ROBERTS: How does that make you feel when you hear that?
OBAMA: You know- It hurts. It hurts. You know, these are people who are willing to send their loved ones off to, perhaps, give their lives, the ultimate sacrifice. But, yet, they're living back at home on food stamps. It's not right. And it's not where we should be as a nation. That's why one of the things that Barack has done in this current budget is put money in there to increase the pay of military by 2.9 percent, which is only a down payment on what we need t do. But even small percentages are going to make the difference in some people's lives. So, that hurts. You know, that's the kind of thing that I don't think anyone in this nation, if they were aware, would tolerate. You know, if we're going to continue to have a strong military, we don't- we have to continue to recruit and retain families. And what we have to realize is that you're not just recruiting a soldier. You're not just trying to retain an individual troop. You're trying to retain that family. And if- when it's time to reenlist they look around and they can't find a life for themselves, you know, I can assure you that spouse will say, "Let's go. Let's call it a day. Let's pull down our tent and move on to something else." And we lose support that we desperately need as a nation.

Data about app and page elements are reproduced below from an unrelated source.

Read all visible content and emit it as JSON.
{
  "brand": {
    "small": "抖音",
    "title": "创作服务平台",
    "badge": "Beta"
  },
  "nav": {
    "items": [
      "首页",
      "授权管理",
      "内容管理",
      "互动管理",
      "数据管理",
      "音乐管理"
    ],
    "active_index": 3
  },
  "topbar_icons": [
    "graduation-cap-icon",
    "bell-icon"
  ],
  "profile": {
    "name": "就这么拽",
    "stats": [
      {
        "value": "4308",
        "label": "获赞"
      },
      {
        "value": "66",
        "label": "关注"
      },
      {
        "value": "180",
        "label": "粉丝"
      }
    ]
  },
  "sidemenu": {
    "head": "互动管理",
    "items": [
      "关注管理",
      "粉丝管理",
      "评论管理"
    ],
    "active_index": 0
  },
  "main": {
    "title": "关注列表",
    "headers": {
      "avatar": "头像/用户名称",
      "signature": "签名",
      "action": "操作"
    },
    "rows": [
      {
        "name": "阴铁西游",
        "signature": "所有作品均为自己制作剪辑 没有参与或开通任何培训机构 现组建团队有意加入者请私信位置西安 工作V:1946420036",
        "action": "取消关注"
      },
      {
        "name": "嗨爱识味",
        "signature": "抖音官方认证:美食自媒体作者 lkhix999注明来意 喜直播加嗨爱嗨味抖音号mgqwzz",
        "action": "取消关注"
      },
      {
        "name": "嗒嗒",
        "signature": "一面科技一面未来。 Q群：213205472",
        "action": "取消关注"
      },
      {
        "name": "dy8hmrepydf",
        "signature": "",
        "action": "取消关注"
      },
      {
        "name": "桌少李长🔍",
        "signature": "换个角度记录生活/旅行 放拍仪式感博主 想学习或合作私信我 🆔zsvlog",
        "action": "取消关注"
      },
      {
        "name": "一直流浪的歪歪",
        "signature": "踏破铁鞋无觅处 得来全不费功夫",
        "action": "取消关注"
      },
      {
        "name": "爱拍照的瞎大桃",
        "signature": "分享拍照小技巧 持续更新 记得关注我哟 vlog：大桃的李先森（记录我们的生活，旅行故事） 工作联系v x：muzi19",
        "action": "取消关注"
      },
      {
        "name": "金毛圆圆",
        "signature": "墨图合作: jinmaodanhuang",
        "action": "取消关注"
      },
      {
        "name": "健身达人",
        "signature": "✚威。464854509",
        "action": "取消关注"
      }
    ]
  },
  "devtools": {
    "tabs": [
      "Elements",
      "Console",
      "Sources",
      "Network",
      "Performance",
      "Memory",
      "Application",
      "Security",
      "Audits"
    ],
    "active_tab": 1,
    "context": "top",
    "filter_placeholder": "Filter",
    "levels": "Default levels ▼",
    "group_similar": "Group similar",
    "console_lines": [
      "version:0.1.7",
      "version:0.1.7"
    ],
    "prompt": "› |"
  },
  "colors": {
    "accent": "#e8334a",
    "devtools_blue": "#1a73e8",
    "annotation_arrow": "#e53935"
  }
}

ROBERTS: Your husband has really had to hit the ground running with all the issues that are facing our country right now. One criticism has been, too much, too fast.
OBAMA: There are also people say he's not doing enough. You know? So, I think that's part of the process. You know, we're at a time when we're going to have to try a lot of things. Some of it won't- some of them won't work. Some of them will. I think right now people understand that we're going to all have to work together and make a set of sacrifices. And they have faith, as I do, that our current commander in chief will see us through these times.
ROBERTS: We asked our audience to allow some questions. And one that they asked, it says, Robin, please ask Mrs. Obama, how can she stay so positive about the economy?
OBAMA: Because I believe in this nation. And I believe in my husband. Those are two things. I wouldn't want anybody but Barack Obama to be working at this time, because he is a focused, clear-thinking, rational man. And that's what we need right now. But, I got to travel around this country for two years. And people are decent. And they're ready to work. People aren't looking for a handout. You know? They just want a fair shake. And that's a good place to start as a nation, when you're trying to move to the next level as a society. So, I- you know, I've got faith in us as a nation.
ROBERTS: Mrs. Obama has not finalized her agenda as first lady. But she does know military families will play a major role in that.
OBAMA: That makes sense. They are largely forgotten, as she said. And a huge need there.
ROBERTS: We spent the majority of the time talking about that yesterday. But, we also, we'll see this later coming up. New details on how the kids are adjusting to life inside their new home. Have they popped into the Oval Office at all?
OBAMA: Oh, yeah.
ROBERTS: We always remember those iconic pictures of the Kennedy kids.
OBAMA: They've done their popping.
ROBERTS: They haven't broken anything in the house have they, yet?
OBAMA: No. We've had some guests who have broken things. But not the kids. And they know who they are.
From the Medica Research Center, A usually-daily report, edited by Brent H. Baker, CyberAlert is distributed by the Media Research Center, the leader since 1987 in documenting, exposing and neutralizing liberal media bias.